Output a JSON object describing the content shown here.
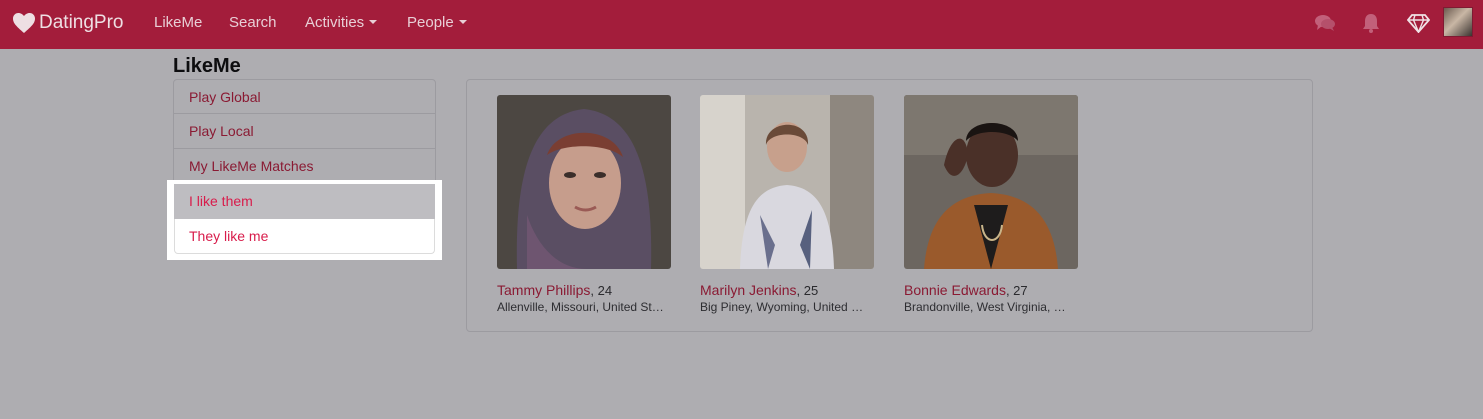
{
  "nav": {
    "brand": "DatingPro",
    "links": [
      "LikeMe",
      "Search",
      "Activities",
      "People"
    ]
  },
  "page": {
    "title": "LikeMe"
  },
  "menu": {
    "items": [
      "Play Global",
      "Play Local",
      "My LikeMe Matches",
      "I like them",
      "They like me"
    ]
  },
  "profiles": [
    {
      "name": "Tammy Phillips",
      "age": ", 24",
      "location": "Allenville, Missouri, United States"
    },
    {
      "name": "Marilyn Jenkins",
      "age": ", 25",
      "location": "Big Piney, Wyoming, United States"
    },
    {
      "name": "Bonnie Edwards",
      "age": ", 27",
      "location": "Brandonville, West Virginia, United States"
    }
  ],
  "colors": {
    "navbar": "#a31d3b",
    "link": "#8a1a33",
    "active_link": "#d81c4b"
  }
}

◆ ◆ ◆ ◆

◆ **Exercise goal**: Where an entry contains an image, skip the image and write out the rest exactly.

◆ **Response box**:
Output a JSON object describing the content shown here.
{
  "nav": {
    "brand": "DatingPro",
    "links": [
      "LikeMe",
      "Search",
      "Activities",
      "People"
    ]
  },
  "page": {
    "title": "LikeMe"
  },
  "menu": {
    "items": [
      "Play Global",
      "Play Local",
      "My LikeMe Matches",
      "I like them",
      "They like me"
    ]
  },
  "profiles": [
    {
      "name": "Tammy Phillips",
      "age": ", 24",
      "location": "Allenville, Missouri, United States"
    },
    {
      "name": "Marilyn Jenkins",
      "age": ", 25",
      "location": "Big Piney, Wyoming, United States"
    },
    {
      "name": "Bonnie Edwards",
      "age": ", 27",
      "location": "Brandonville, West Virginia, United States"
    }
  ],
  "colors": {
    "navbar": "#a31d3b",
    "link": "#8a1a33",
    "active_link": "#d81c4b"
  }
}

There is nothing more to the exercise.